:: What you should do ::
Would you write out the entries that follow word for word, omitting any images?

[Entries from a dataset of interfaces]
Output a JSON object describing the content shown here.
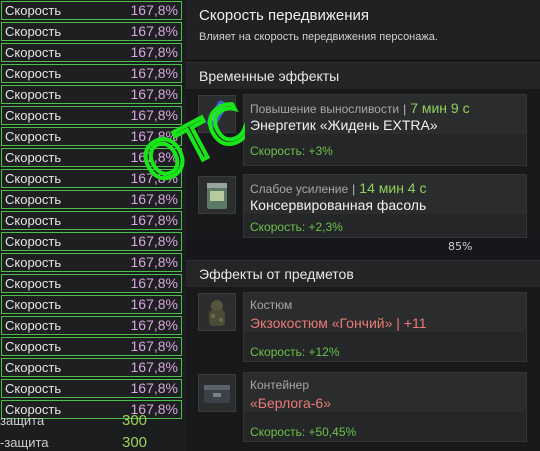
{
  "stats": [
    {
      "name": "Скорость",
      "value": "167,8%"
    },
    {
      "name": "Скорость",
      "value": "167,8%"
    },
    {
      "name": "Скорость",
      "value": "167,8%"
    },
    {
      "name": "Скорость",
      "value": "167,8%"
    },
    {
      "name": "Скорость",
      "value": "167,8%"
    },
    {
      "name": "Скорость",
      "value": "167,8%"
    },
    {
      "name": "Скорость",
      "value": "167,8%"
    },
    {
      "name": "Скорость",
      "value": "167,8%"
    },
    {
      "name": "Скорость",
      "value": "167,8%"
    },
    {
      "name": "Скорость",
      "value": "167,8%"
    },
    {
      "name": "Скорость",
      "value": "167,8%"
    },
    {
      "name": "Скорость",
      "value": "167,8%"
    },
    {
      "name": "Скорость",
      "value": "167,8%"
    },
    {
      "name": "Скорость",
      "value": "167,8%"
    },
    {
      "name": "Скорость",
      "value": "167,8%"
    },
    {
      "name": "Скорость",
      "value": "167,8%"
    },
    {
      "name": "Скорость",
      "value": "167,8%"
    },
    {
      "name": "Скорость",
      "value": "167,8%"
    },
    {
      "name": "Скорость",
      "value": "167,8%"
    },
    {
      "name": "Скорость",
      "value": "167,8%"
    }
  ],
  "plain_stats": [
    {
      "name": "защита",
      "value": "300"
    },
    {
      "name": "-защита",
      "value": "300"
    }
  ],
  "tooltip": {
    "title": "Скорость передвижения",
    "description": "Влияет на скорость передвижения персонажа.",
    "temporary": {
      "heading": "Временные эффекты",
      "items": [
        {
          "category": "Повышение выносливости",
          "separator": "|",
          "time": "7 мин 9 с",
          "name": "Энергетик «Жидень EXTRA»",
          "bonus": "Скорость: +3%"
        },
        {
          "category": "Слабое усиление",
          "separator": "|",
          "time": "14 мин 4 с",
          "name": "Консервированная фасоль",
          "bonus": "Скорость: +2,3%"
        }
      ]
    },
    "strip_text": "85%",
    "items_effects": {
      "heading": "Эффекты от предметов",
      "items": [
        {
          "category": "Костюм",
          "name": "Экзокостюм «Гончий» | +11",
          "bonus": "Скорость: +12%"
        },
        {
          "category": "Контейнер",
          "name": "«Берлога-6»",
          "bonus": "Скорость: +50,45%"
        }
      ]
    }
  },
  "watermark_text": "ОТС",
  "colors": {
    "accent_green": "#4bc04b",
    "value_pink": "#d9a6e0",
    "bonus_green": "#6cc34a",
    "time_green": "#8fd35b",
    "item_red": "#ec7a74"
  }
}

:: Worked solution ::
Output a JSON object describing the content shown here.
{
  "stats": [
    {
      "name": "Скорость",
      "value": "167,8%"
    },
    {
      "name": "Скорость",
      "value": "167,8%"
    },
    {
      "name": "Скорость",
      "value": "167,8%"
    },
    {
      "name": "Скорость",
      "value": "167,8%"
    },
    {
      "name": "Скорость",
      "value": "167,8%"
    },
    {
      "name": "Скорость",
      "value": "167,8%"
    },
    {
      "name": "Скорость",
      "value": "167,8%"
    },
    {
      "name": "Скорость",
      "value": "167,8%"
    },
    {
      "name": "Скорость",
      "value": "167,8%"
    },
    {
      "name": "Скорость",
      "value": "167,8%"
    },
    {
      "name": "Скорость",
      "value": "167,8%"
    },
    {
      "name": "Скорость",
      "value": "167,8%"
    },
    {
      "name": "Скорость",
      "value": "167,8%"
    },
    {
      "name": "Скорость",
      "value": "167,8%"
    },
    {
      "name": "Скорость",
      "value": "167,8%"
    },
    {
      "name": "Скорость",
      "value": "167,8%"
    },
    {
      "name": "Скорость",
      "value": "167,8%"
    },
    {
      "name": "Скорость",
      "value": "167,8%"
    },
    {
      "name": "Скорость",
      "value": "167,8%"
    },
    {
      "name": "Скорость",
      "value": "167,8%"
    }
  ],
  "plain_stats": [
    {
      "name": "защита",
      "value": "300"
    },
    {
      "name": "-защита",
      "value": "300"
    }
  ],
  "tooltip": {
    "title": "Скорость передвижения",
    "description": "Влияет на скорость передвижения персонажа.",
    "temporary": {
      "heading": "Временные эффекты",
      "items": [
        {
          "category": "Повышение выносливости",
          "separator": "|",
          "time": "7 мин 9 с",
          "name": "Энергетик «Жидень EXTRA»",
          "bonus": "Скорость: +3%"
        },
        {
          "category": "Слабое усиление",
          "separator": "|",
          "time": "14 мин 4 с",
          "name": "Консервированная фасоль",
          "bonus": "Скорость: +2,3%"
        }
      ]
    },
    "strip_text": "85%",
    "items_effects": {
      "heading": "Эффекты от предметов",
      "items": [
        {
          "category": "Костюм",
          "name": "Экзокостюм «Гончий» | +11",
          "bonus": "Скорость: +12%"
        },
        {
          "category": "Контейнер",
          "name": "«Берлога-6»",
          "bonus": "Скорость: +50,45%"
        }
      ]
    }
  },
  "watermark_text": "ОТС",
  "colors": {
    "accent_green": "#4bc04b",
    "value_pink": "#d9a6e0",
    "bonus_green": "#6cc34a",
    "time_green": "#8fd35b",
    "item_red": "#ec7a74"
  }
}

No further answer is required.